Second, some of you, like me, are naturally reticent to get involved in conversation. Writers can be like that. During these next ten days, you’ll have dozens of opportunities to get to know fellow writers, hear their stories, learn from their experiences, and become inspired by them. You’ll have much to contribute from your own experience.
There’s so much to gain from striking up conversations after workshop, from going out to lunch with fellow participants or dinner with guest writers. I’ve said it a million times before, but one of the best aspects of the residency is our nightly reception. This is really where you get a chance to interact with our visiting writers and publishing professionals, not to mention your fellow students. Heck, last year, some of you broke into impromptu peer workshopping and freewriting late into the evening.

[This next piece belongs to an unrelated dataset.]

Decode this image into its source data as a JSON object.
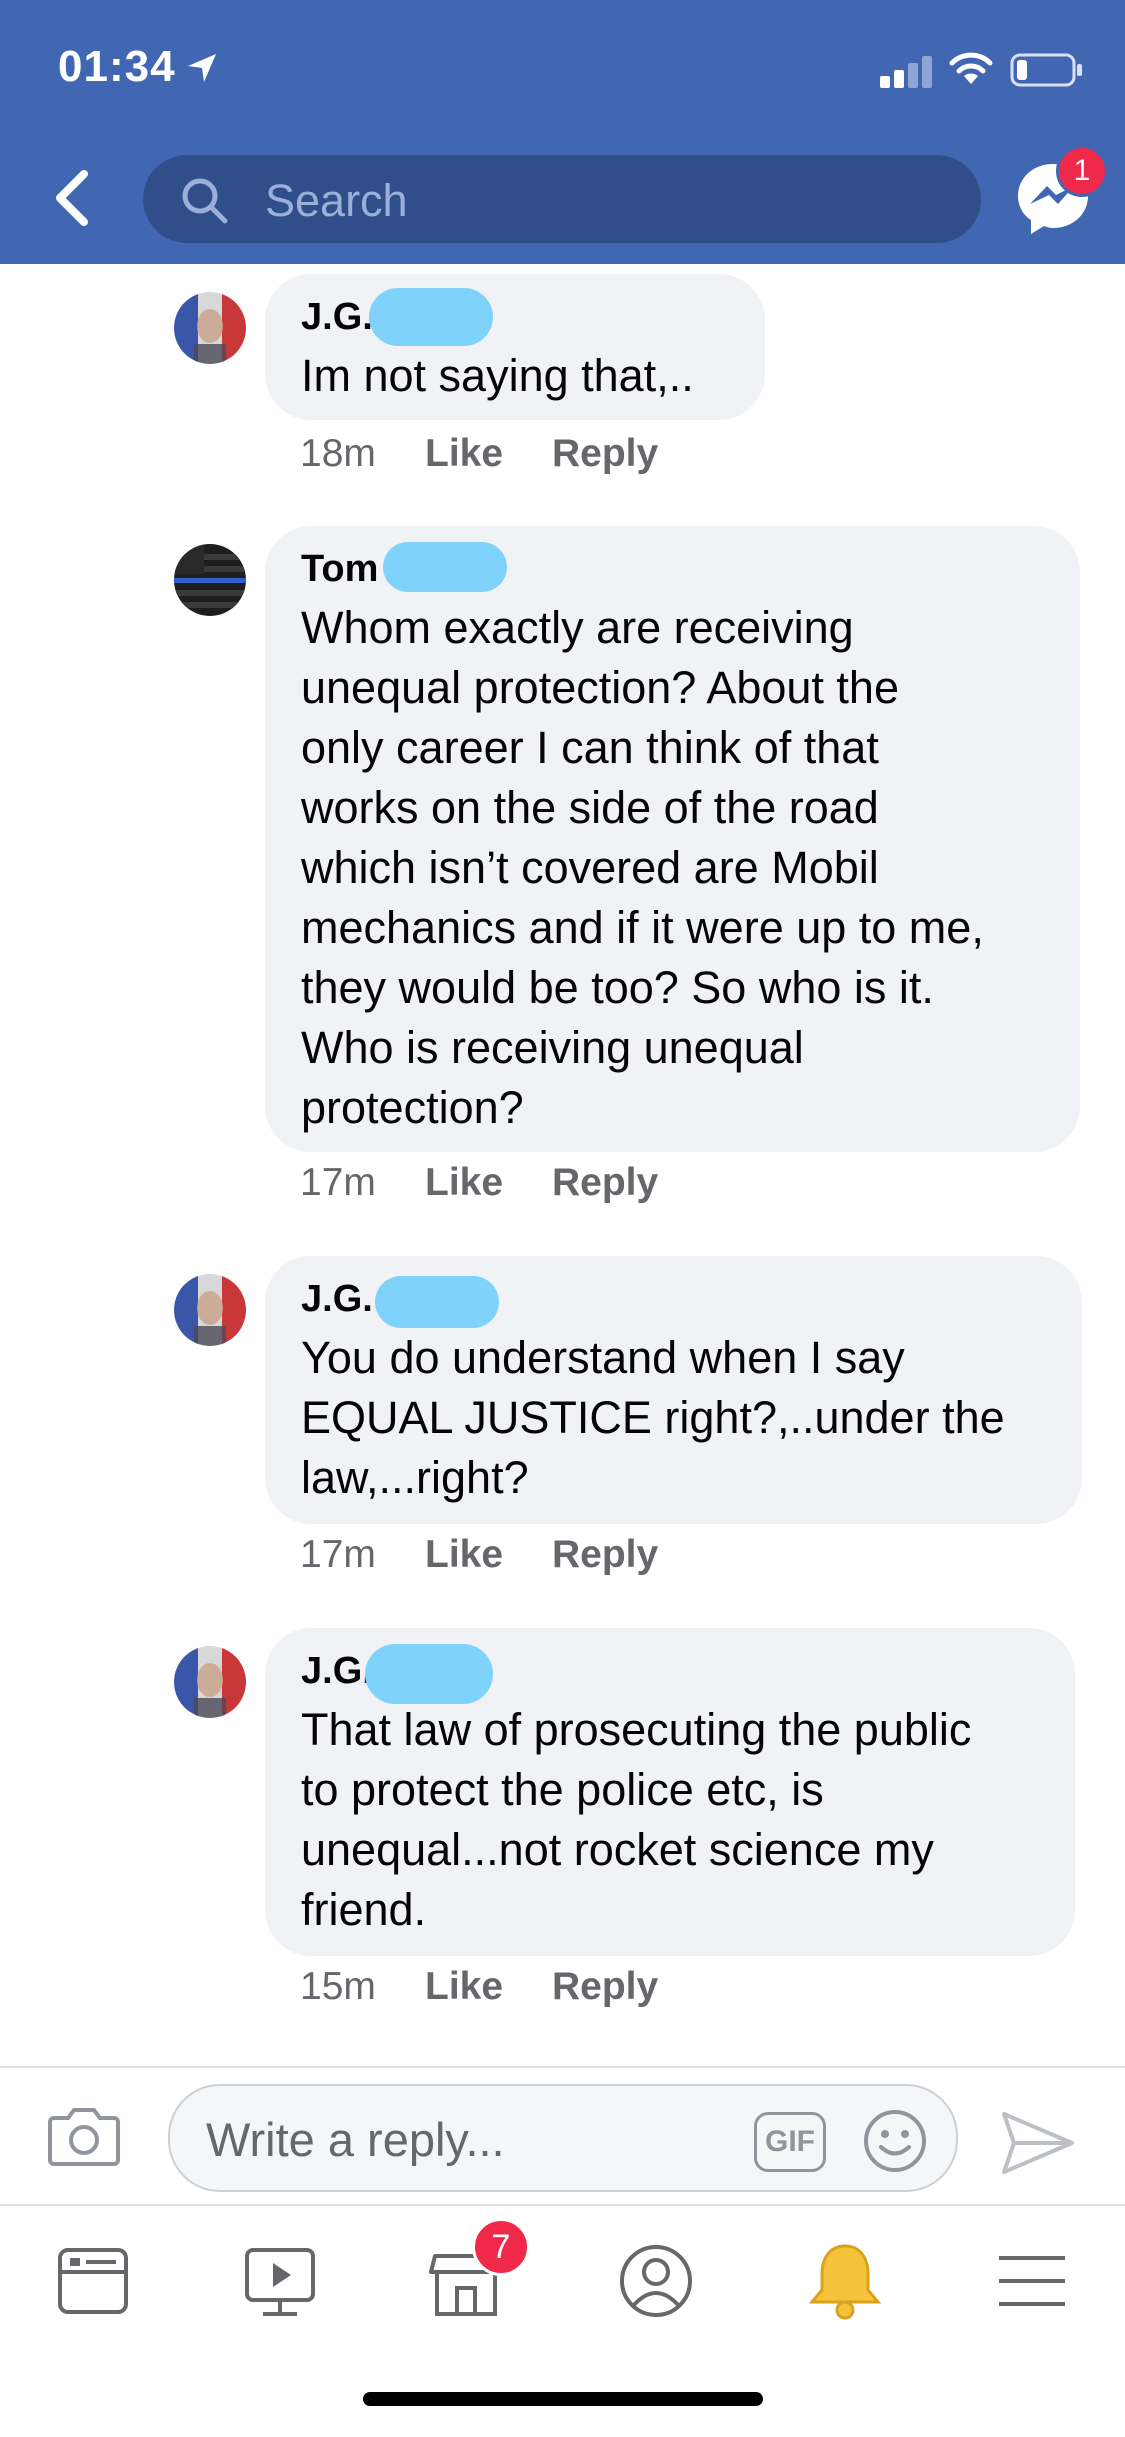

Talk about exhausting.
But you know what?—it’s ten days. Step out of your shell and lock it behind you, get involved, get exhausted. Blow all your socialization credits for the whole year during the first ten days. You’ll have the rest of 2014 to recuperate. Unless you’re going to Portugal with us, of course. Then you’ll have to do it all again.
My third bit of general advice is simply to be generous. Be generous in workshop of course, always remembering that critique is meant to help a fellow writer improve, not to point out what’s wrong with the piece. Frankness is nice, but frankness can stop you from, you know, friends. Generously-worded frankness is nicer.
If one of your fellow participants forgets this truth and speaks unhelpfully, be generous in your forgiveness. After all, we’re all learning as we go. And remember, because helping is what we’re about, offering no advice is nearly as bad as mean-spirited advice.
Be generous in your reading. If you’re reading a story in a genre you’ve never read before, or a poem in a style that isn’t your usual thing, be open-minded. Approach the piece on its own terms. As much as possible, release your preconceptions and let the piece teach you how it should be read.
Be generous with our visiting guests, and treat them with the same respect I’m asking you to treat your peers. Even accomplished writers have the same apprehensions as everyone else—sometimes more.
And of course, be generous with each other outside of class. This is the flip side to my advice about getting involved. Especially if you are a veteran participant of this residency, figure out who is new and welcome him or her. Invite new people to join your discussions or lunch groups. Ask them questions about themselves and their writing.
Check your program—there’s a great deal going on over the next week and a half, but a great deal more is there between the lines, in the subtext, dependent on you. You are part of what makes this residency a success.
January 2, 2014
Published on January 14, 2014